The Bubble Nebula was discovered in 1787 by William Herschel, a prominent British astronomer. It is being formed by an extremely bright, massive, and short-lived star that has lost most of its outer hydrogen and is now fusing helium into heavier elements. The star is about 4 million years old, and in 10 million to 20 million years, it will likely detonate as a supernova. The Bubble Nebula is 7 light-years across – about one-and-a-half times the distance from our sun to its nearest stellar neighbor, Alpha Centauri – and it is 7,100 light-years from Earth in the constellation Cassiopeia.
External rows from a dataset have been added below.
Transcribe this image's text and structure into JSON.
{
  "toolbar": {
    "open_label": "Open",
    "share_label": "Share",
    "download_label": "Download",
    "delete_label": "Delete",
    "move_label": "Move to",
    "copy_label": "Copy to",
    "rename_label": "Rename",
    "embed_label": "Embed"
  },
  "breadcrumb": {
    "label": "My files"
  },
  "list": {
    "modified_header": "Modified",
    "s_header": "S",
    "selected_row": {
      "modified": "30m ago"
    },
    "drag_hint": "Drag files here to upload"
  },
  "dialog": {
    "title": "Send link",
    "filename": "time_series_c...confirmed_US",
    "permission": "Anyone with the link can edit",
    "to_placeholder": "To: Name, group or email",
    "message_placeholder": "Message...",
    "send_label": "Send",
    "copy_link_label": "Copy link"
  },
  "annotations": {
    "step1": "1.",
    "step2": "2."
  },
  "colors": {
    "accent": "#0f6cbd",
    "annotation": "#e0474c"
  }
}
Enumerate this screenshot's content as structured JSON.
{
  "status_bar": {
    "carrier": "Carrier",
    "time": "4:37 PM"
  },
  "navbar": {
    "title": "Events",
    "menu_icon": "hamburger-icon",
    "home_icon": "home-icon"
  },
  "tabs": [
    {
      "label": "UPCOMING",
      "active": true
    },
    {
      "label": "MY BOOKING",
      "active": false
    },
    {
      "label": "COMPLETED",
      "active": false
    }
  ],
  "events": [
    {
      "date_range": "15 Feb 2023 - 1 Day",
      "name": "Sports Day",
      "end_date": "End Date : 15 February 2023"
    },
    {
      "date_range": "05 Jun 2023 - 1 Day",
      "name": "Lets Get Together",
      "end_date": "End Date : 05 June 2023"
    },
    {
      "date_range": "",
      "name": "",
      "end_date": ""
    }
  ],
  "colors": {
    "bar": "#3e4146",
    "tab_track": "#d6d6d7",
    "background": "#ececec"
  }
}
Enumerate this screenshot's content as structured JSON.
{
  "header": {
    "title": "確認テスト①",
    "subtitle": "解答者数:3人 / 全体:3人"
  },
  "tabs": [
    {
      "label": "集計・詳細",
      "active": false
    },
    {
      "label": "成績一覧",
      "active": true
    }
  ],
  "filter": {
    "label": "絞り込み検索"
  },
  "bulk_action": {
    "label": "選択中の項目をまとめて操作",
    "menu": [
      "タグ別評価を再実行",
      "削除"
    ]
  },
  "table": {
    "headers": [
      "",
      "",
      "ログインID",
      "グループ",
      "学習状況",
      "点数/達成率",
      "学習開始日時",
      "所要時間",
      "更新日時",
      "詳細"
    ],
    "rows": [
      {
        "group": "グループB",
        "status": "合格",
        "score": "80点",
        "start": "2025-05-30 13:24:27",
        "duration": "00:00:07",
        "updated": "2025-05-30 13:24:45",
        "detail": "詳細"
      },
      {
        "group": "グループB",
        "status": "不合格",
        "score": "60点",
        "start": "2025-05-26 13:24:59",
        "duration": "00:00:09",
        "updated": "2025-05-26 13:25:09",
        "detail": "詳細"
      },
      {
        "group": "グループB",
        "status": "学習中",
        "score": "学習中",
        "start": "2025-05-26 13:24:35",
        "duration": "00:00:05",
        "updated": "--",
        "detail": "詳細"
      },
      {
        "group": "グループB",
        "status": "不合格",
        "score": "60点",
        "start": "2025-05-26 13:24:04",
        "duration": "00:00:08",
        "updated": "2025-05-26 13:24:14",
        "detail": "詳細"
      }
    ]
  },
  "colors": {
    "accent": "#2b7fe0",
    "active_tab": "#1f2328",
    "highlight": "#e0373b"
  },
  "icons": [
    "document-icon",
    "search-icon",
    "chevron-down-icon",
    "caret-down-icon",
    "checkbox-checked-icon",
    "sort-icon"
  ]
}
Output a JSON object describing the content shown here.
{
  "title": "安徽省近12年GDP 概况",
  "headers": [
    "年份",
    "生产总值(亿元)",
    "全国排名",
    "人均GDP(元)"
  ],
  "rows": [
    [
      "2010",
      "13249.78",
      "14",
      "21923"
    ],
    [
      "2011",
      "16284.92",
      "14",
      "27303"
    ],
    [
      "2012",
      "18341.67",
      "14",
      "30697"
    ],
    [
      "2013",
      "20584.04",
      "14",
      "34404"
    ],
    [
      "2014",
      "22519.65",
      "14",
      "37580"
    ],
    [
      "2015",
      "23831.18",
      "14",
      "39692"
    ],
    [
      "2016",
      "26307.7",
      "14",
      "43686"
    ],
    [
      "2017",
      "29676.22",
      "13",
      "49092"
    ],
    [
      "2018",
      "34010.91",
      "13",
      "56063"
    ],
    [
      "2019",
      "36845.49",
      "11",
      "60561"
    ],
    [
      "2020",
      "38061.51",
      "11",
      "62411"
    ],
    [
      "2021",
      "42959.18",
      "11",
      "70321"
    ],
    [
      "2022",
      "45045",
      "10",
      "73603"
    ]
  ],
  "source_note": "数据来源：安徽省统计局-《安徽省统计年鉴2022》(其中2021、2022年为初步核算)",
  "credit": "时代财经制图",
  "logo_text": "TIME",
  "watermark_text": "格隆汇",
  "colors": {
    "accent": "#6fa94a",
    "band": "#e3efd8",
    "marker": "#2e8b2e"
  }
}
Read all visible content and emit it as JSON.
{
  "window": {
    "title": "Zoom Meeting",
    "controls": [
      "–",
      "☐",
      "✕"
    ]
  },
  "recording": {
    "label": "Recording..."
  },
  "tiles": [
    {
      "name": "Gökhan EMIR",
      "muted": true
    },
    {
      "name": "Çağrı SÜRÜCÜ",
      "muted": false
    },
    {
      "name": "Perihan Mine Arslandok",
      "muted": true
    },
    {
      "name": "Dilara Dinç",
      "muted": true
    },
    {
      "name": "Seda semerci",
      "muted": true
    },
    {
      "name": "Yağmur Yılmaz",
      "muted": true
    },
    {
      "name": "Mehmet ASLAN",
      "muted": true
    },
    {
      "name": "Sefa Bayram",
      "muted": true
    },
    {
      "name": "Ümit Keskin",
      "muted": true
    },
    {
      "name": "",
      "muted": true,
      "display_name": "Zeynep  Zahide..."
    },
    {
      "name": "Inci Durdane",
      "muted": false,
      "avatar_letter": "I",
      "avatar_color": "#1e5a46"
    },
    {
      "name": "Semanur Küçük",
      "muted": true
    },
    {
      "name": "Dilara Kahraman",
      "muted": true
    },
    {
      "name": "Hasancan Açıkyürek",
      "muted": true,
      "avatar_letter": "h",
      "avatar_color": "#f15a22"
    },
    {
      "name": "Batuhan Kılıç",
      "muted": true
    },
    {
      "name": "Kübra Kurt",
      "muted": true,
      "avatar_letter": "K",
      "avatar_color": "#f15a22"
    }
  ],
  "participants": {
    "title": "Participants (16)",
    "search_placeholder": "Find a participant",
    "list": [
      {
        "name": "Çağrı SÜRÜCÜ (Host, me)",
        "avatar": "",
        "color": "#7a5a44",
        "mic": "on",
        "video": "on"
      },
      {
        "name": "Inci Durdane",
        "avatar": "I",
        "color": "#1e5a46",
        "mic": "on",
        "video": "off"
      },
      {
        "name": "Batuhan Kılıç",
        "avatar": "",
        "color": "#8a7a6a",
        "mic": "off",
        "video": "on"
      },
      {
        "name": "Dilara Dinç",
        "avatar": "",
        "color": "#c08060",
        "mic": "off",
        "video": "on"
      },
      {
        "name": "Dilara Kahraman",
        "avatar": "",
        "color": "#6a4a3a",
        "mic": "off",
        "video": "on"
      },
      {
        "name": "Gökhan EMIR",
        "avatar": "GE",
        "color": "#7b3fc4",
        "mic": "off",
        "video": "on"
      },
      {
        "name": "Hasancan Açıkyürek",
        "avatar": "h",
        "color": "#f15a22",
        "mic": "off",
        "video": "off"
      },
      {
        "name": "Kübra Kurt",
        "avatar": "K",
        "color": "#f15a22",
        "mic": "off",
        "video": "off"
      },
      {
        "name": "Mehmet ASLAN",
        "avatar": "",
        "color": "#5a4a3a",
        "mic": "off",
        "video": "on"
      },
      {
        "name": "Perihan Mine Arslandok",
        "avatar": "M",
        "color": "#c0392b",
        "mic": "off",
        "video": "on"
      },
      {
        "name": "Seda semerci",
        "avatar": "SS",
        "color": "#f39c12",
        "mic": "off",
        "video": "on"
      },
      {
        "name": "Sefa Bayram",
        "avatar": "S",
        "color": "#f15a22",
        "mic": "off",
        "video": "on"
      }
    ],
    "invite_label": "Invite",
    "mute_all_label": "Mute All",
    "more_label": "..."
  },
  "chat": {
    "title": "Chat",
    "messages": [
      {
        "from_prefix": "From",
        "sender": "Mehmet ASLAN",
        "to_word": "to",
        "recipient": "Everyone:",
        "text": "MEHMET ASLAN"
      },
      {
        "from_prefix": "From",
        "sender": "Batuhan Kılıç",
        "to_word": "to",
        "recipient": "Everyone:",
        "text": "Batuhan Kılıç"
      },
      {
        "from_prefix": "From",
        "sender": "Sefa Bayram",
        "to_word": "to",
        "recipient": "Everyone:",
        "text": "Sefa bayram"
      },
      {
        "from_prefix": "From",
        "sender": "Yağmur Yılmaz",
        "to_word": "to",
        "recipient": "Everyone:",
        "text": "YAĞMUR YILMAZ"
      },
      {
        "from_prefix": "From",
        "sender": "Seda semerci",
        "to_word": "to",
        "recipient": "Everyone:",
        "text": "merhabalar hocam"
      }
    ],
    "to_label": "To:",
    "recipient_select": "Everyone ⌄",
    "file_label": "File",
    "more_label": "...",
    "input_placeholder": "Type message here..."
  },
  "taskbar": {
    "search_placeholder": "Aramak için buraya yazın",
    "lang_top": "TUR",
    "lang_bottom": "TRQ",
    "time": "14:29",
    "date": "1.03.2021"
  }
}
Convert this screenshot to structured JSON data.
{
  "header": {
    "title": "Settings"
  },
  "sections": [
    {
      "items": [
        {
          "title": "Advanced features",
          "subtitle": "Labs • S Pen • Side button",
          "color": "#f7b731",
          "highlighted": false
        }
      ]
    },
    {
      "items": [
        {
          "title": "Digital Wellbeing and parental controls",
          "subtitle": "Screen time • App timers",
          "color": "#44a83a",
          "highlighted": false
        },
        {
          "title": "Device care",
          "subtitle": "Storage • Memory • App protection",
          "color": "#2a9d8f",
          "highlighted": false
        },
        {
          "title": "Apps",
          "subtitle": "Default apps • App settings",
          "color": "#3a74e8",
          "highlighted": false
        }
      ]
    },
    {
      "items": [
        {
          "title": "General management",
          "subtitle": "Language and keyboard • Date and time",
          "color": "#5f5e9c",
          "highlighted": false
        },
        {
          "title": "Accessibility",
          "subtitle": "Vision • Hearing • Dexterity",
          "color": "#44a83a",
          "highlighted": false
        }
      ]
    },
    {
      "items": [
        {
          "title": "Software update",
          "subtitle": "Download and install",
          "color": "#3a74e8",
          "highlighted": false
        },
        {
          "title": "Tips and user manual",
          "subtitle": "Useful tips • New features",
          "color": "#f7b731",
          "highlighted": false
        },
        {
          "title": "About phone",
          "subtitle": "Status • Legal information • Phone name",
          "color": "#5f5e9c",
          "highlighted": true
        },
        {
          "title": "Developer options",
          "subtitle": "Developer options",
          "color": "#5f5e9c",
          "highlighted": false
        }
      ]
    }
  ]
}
The seething star forming this nebula is 45 times more massive than our sun. Gas on the star gets so hot that it escapes away into space as a stellar wind moving at over 4 million miles per hour. This outflow sweeps up the cold, interstellar gas in front of it, forming the outer edge of the bubble much like a snowplow piles up snow in front of it as it moves forward.
The Image was reprocessed from the raw (Fits data) by the astrophotographer and founder of Cosmonity® Michał Ostaszewski. The Image was created from recombining 3 narrowband(black&white) images responsible for the emission of very common elements in space - oxygen III and its emission line 502nm as the blue channel, 656nm emission line of the hydrogen-alpha as the green channel and 658nm - nitrogen II as the red channel. This technic allows to get a colorful and saturated image and gives the scientists knowledge about how atoms are located in space.
Data Credits: NASA, ESA
Image Processing: Michał Ostaszewski